Okay so while Sequeira is having a lot of fun making up a historic context, and I was certainly jiving to his beat here, he doesn't do so at the expense of the Detective most readers are dialling in to read about. Holmes is at his brilliant best, deducing clues, mixing it with the rough elements of Victorian society, and it must be said doing his best to ensure that Mary, Dr Watson's long suffering wife as opposed to Mary Shelley, might be in need of Legal advice. For those that loved the recent Guy Ritchie Sherlock Holmes movie, dial into The Dark Detective you are going to be enthralled by what Christopher Sequeira has created here.
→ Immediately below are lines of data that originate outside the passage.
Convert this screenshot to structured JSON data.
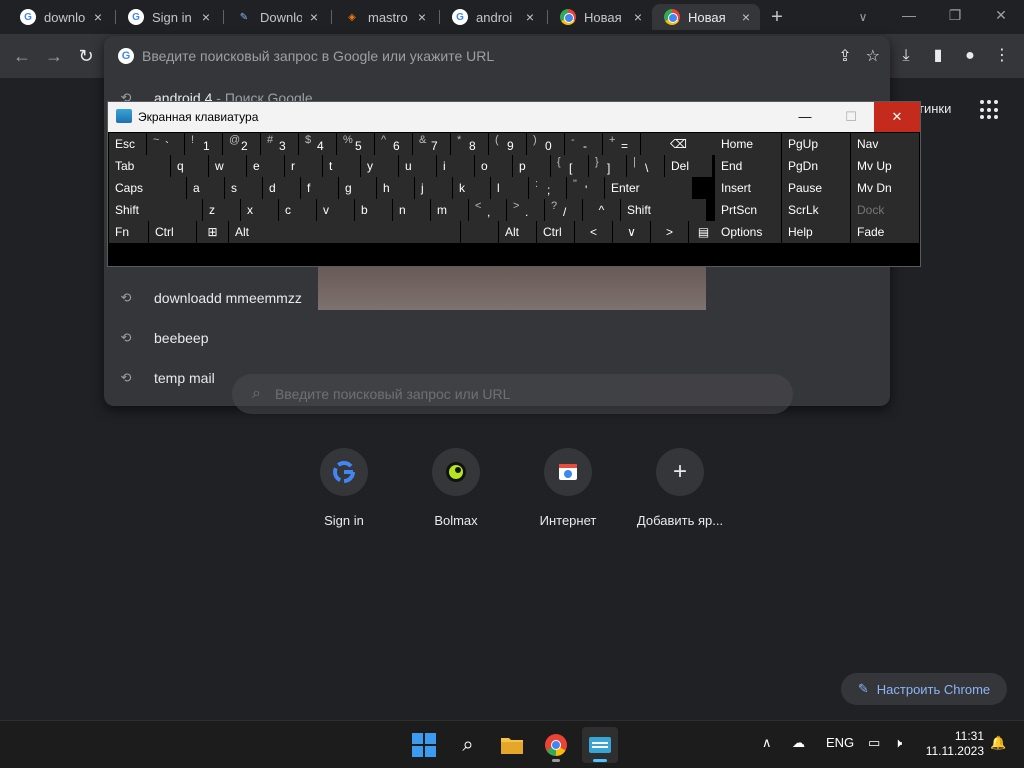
{
  "browser": {
    "tabs": [
      {
        "title": "downlo",
        "icon": "google-icon"
      },
      {
        "title": "Sign in",
        "icon": "google-icon"
      },
      {
        "title": "Downlo",
        "icon": "site-icon"
      },
      {
        "title": "mastro",
        "icon": "site-icon"
      },
      {
        "title": "androi",
        "icon": "google-icon"
      },
      {
        "title": "Новая",
        "icon": "chrome-icon"
      },
      {
        "title": "Новая",
        "icon": "chrome-icon"
      }
    ],
    "new_tab_symbol": "+",
    "address_placeholder": "Введите поисковый запрос в Google или укажите URL"
  },
  "omnibox": {
    "suggestions": [
      {
        "text": "android 4.",
        "sub": " - Поиск Google"
      },
      {
        "text": "downloadd mmeemmzz",
        "sub": ""
      },
      {
        "text": "beebeep",
        "sub": ""
      },
      {
        "text": "temp mail",
        "sub": ""
      }
    ]
  },
  "ntp": {
    "gbar_text": "тинки",
    "search_placeholder": "Введите поисковый запрос или URL",
    "shortcuts": [
      {
        "label": "Sign in",
        "icon": "google-icon"
      },
      {
        "label": "Bolmax",
        "icon": "bolmax-icon"
      },
      {
        "label": "Интернет",
        "icon": "site-icon"
      },
      {
        "label": "Добавить яр...",
        "icon": "plus-icon"
      }
    ],
    "customize_label": "Настроить Chrome"
  },
  "osk": {
    "title": "Экранная клавиатура",
    "rows": [
      [
        "Esc",
        "~ `",
        "! 1",
        "@ 2",
        "# 3",
        "$ 4",
        "% 5",
        "^ 6",
        "& 7",
        "* 8",
        "( 9",
        ") 0",
        "- -",
        "+ =",
        "⌫"
      ],
      [
        "Tab",
        "q",
        "w",
        "e",
        "r",
        "t",
        "y",
        "u",
        "i",
        "o",
        "p",
        "{ [",
        "} ]",
        "| \\",
        "Del"
      ],
      [
        "Caps",
        "a",
        "s",
        "d",
        "f",
        "g",
        "h",
        "j",
        "k",
        "l",
        ": ;",
        "\" '",
        "Enter"
      ],
      [
        "Shift",
        "z",
        "x",
        "c",
        "v",
        "b",
        "n",
        "m",
        "< ,",
        "> .",
        "? /",
        "^",
        "Shift"
      ],
      [
        "Fn",
        "Ctrl",
        "⊞",
        "Alt",
        "",
        "Alt",
        "Ctrl",
        "<",
        "∨",
        ">",
        "▤"
      ]
    ],
    "nav_rows": [
      [
        "Home",
        "PgUp",
        "Nav"
      ],
      [
        "End",
        "PgDn",
        "Mv Up"
      ],
      [
        "Insert",
        "Pause",
        "Mv Dn"
      ],
      [
        "PrtScn",
        "ScrLk",
        "Dock"
      ],
      [
        "Options",
        "Help",
        "Fade"
      ]
    ]
  },
  "taskbar": {
    "language": "ENG",
    "time": "11:31",
    "date": "11.11.2023"
  },
  "colors": {
    "accent": "#8ab4f8",
    "close_red": "#c42b1c",
    "windows_blue": "#3a9bf0"
  }
}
I should add, prior to moving to the artwork, that Sequeira captures a Victorian England feel to the script and doesn't drop that feeling throughout the Issue. There's a mixture of Boys Own Adventure along with "we are not amused" going down that captures the Victorian ethics of the time, and which ring true to the reader.
Philip Cornell is once again on song with the artwork, the panels in Issue 7 are outstanding with just the right attention to detail without overwhelming with overly ripe background details. Cornell captures just the right mood as Sequeira's script advances, from the historic retelling of myths, through time spent in cemeteries, to the dives of the London waterfront. It's a marvellous visual feast that will keep you glued to the page. Dave Elsey provides the ye olde feel to the pages, you get a sort of sepia feeling going down, as even the artwork looks to be authentic English Victorian. Both Cornell and Elsey have an eye for detail that is striking, making The Dark Detective stand out as a distinctive feature on the overcrowded shelves of Australian comic stores. I would love to see Cornell tackle a sort of Downunder The Walking Dead adaptation, that would be pretty cool if anyone from Black House is reading.
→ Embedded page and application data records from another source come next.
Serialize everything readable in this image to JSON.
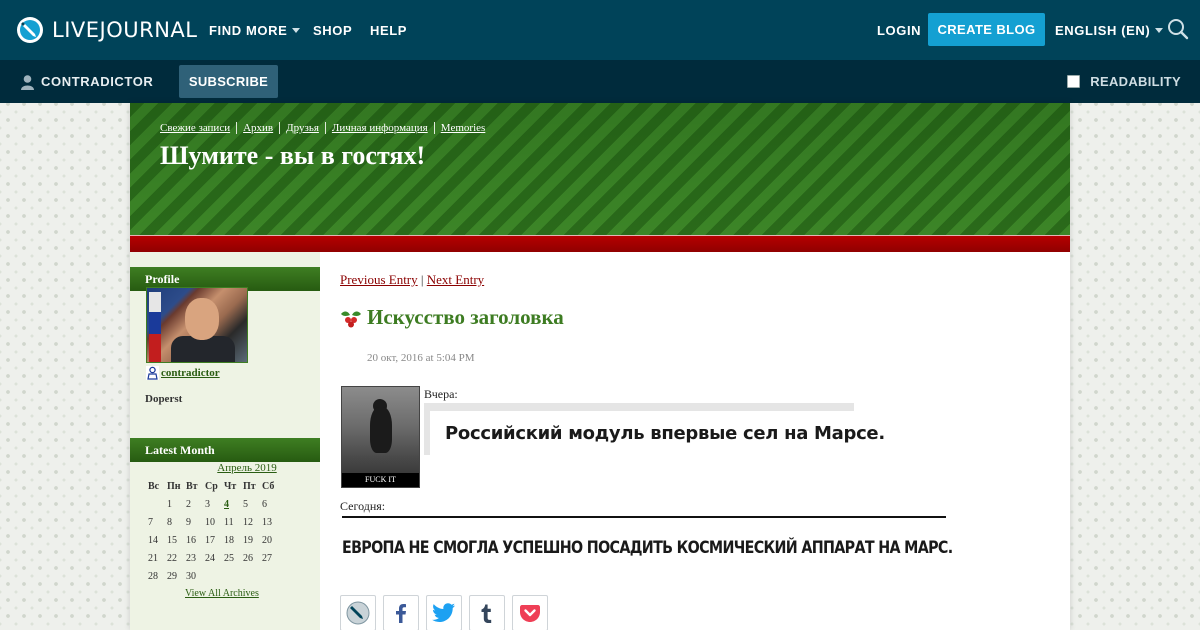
{
  "topbar": {
    "logo_text": "LIVEJOURNAL",
    "find_more": "FIND MORE",
    "shop": "SHOP",
    "help": "HELP",
    "login": "LOGIN",
    "create_blog": "CREATE BLOG",
    "language": "ENGLISH (EN)"
  },
  "subbar": {
    "username": "CONTRADICTOR",
    "subscribe": "SUBSCRIBE",
    "readability": "READABILITY"
  },
  "journal": {
    "nav": [
      "Свежие записи",
      "Архив",
      "Друзья",
      "Личная информация",
      "Memories"
    ],
    "title": "Шумите - вы в гостях!"
  },
  "sidebar": {
    "profile_heading": "Profile",
    "username": "contradictor",
    "subtitle": "Doperst",
    "latest_month_heading": "Latest Month",
    "calendar": {
      "month": "Апрель 2019",
      "weekdays": [
        "Вс",
        "Пн",
        "Вт",
        "Ср",
        "Чт",
        "Пт",
        "Сб"
      ],
      "weeks": [
        [
          "",
          "1",
          "2",
          "3",
          "4",
          "5",
          "6"
        ],
        [
          "7",
          "8",
          "9",
          "10",
          "11",
          "12",
          "13"
        ],
        [
          "14",
          "15",
          "16",
          "17",
          "18",
          "19",
          "20"
        ],
        [
          "21",
          "22",
          "23",
          "24",
          "25",
          "26",
          "27"
        ],
        [
          "28",
          "29",
          "30",
          "",
          "",
          "",
          ""
        ]
      ],
      "linked_day": "4"
    },
    "view_all_archives": "View All Archives"
  },
  "entry": {
    "prev": "Previous Entry",
    "sep": "|",
    "next": "Next Entry",
    "title": "Искусство заголовка",
    "date": "20 окт, 2016 at 5:04 PM",
    "image_caption": "FUCK IT",
    "yesterday_label": "Вчера:",
    "headline_yesterday": "Российский модуль впервые сел на Марсе.",
    "today_label": "Сегодня:",
    "headline_today": "ЕВРОПА НЕ СМОГЛА УСПЕШНО ПОСАДИТЬ КОСМИЧЕСКИЙ АППАРАТ НА МАРС."
  },
  "share_buttons": [
    "livejournal-icon",
    "facebook-icon",
    "twitter-icon",
    "tumblr-icon",
    "pocket-icon"
  ],
  "colors": {
    "topbar": "#004359",
    "subbar": "#002b3c",
    "create_blog": "#14a0d2",
    "header_green": "#2a6a1a",
    "red_band": "#b50000",
    "entry_title": "#3d7c22",
    "entry_link": "#8b0000"
  }
}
Dave Elsey once again provides the front cover artwork that is certainly beyond what one would expect from a gothic comic. It's such awesome, almost three dimensional, stuff that I would be inclined to purchase the comic just for the cover alone. Elsey is certainly deserving of an exhibition if any of our Galleries can be arsed to show modern popular culture Australian work rather than Yank or Euro supposed highbrow stuff.
Issue 7 of The Dark Detective comes at you with a couple of extras as Black House show their appreciation of what is rapidly becoming a dedicated fanbase. Besides another one of those Dave Elsey period adverts that always amuse the hell out of me, we get a short story, The Diabolical Doctor Nikola, featuring new Black House franchise The Soldier Legacy and a partial reprint of an Eeek! feature. Nikola via a Christopher Sequeira script with Paul Mason adding the panels, and Eeek! curtsey of the legendary Jason Paulos. How's that for added value friends and neighbours!
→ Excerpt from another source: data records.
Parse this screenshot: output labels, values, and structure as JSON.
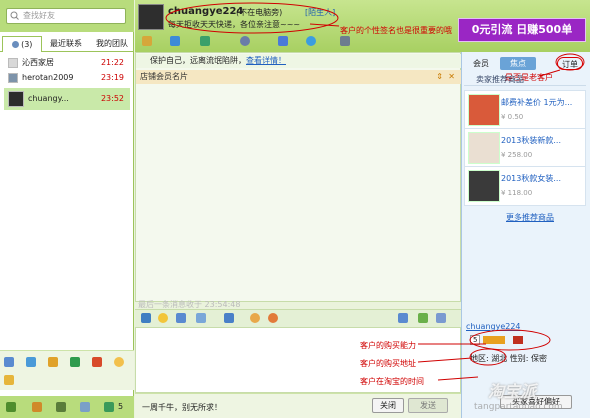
{
  "left": {
    "search_placeholder": "查找好友",
    "tabs": [
      {
        "label": "(3)"
      },
      {
        "label": "最近联系"
      },
      {
        "label": "我的团队"
      }
    ],
    "contacts": [
      {
        "name": "沁西家居",
        "time": "21:22"
      },
      {
        "name": "herotan2009",
        "time": "23:19"
      },
      {
        "name": "chuangy...",
        "time": "23:52"
      }
    ],
    "bottom_count": "5"
  },
  "header": {
    "username": "chuangye224",
    "status": "(不在电脑旁)",
    "stranger": "[陌生人]",
    "signature": "每天拒收天天快递，各位亲注意~~~",
    "annotation": "客户的个性签名也是很重要的哦",
    "ad_text": "0元引流  日赚500单"
  },
  "chat": {
    "security_notice": "保护自己，远离流氓陷阱，",
    "security_link": "查看详情！",
    "member_card": "店铺会员名片",
    "last_message": "最后一条消息收于 23:54:48",
    "slogan": "一周千牛，别无所求！",
    "close_label": "关闭",
    "send_label": "发送"
  },
  "annotations": {
    "buy_power": "客户的购买能力",
    "buy_address": "客户的购买地址",
    "taobao_time": "客户在淘宝的时间",
    "recommend": "是否是老客户"
  },
  "right": {
    "tabs": [
      {
        "label": "会员"
      },
      {
        "label": "焦点"
      },
      {
        "label": "订单"
      }
    ],
    "reco_header": "卖家推荐商品",
    "items": [
      {
        "name": "邮费补差价 1元为...",
        "price": "¥ 0.50"
      },
      {
        "name": "2013秋装新款...",
        "price": "¥ 258.00"
      },
      {
        "name": "2013秋款女装...",
        "price": "¥ 118.00"
      }
    ],
    "more_label": "更多推荐商品",
    "customer": {
      "name": "chuangye224",
      "level": "5",
      "region_label": "地区:",
      "region": "湖北",
      "gender_label": "性别:",
      "gender": "保密",
      "buyer_pref": "买家喜好偏好"
    }
  },
  "watermark": "淘宝派",
  "watermark_url": "tangpartaobao.com",
  "colors": {
    "accent": "#9cc45a",
    "annotation": "#d00000",
    "link": "#2060c0"
  }
}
So I'm right back in Dark Detective mode, can't wait for the next Issue, Christ Sequeira and team once again delivering a knock out book. I'm intrigued as to where this plot arc is going to go, Moriarity is certainly limbering up in the background, and that cliff hanger could lead to some very trying times for Dr Watson in particular. No compunctions with giving Issue 7 in particular and The Dark Detective as a whole a full recommendation. If you haven't dialled into this comic book yet, or are one of those people who haven't caught the wave of the current explosion of Aussie comic dark genre goodness, then you are in for a treat with The Frankenstein Knights story arc.
You can grab your copy of this Issue, or pass Issues, or a graphic novel collection of the first story arc, via the Black House shop located over at Black Boox. Black House Comics maintain a web presence right about here, click through, and there's even a dedicated Dark Detective website. Forgot to mention the comic will set you back a paltry $5 plus P&H, now that's a bargain considering you get a full colour extravaganza of delight.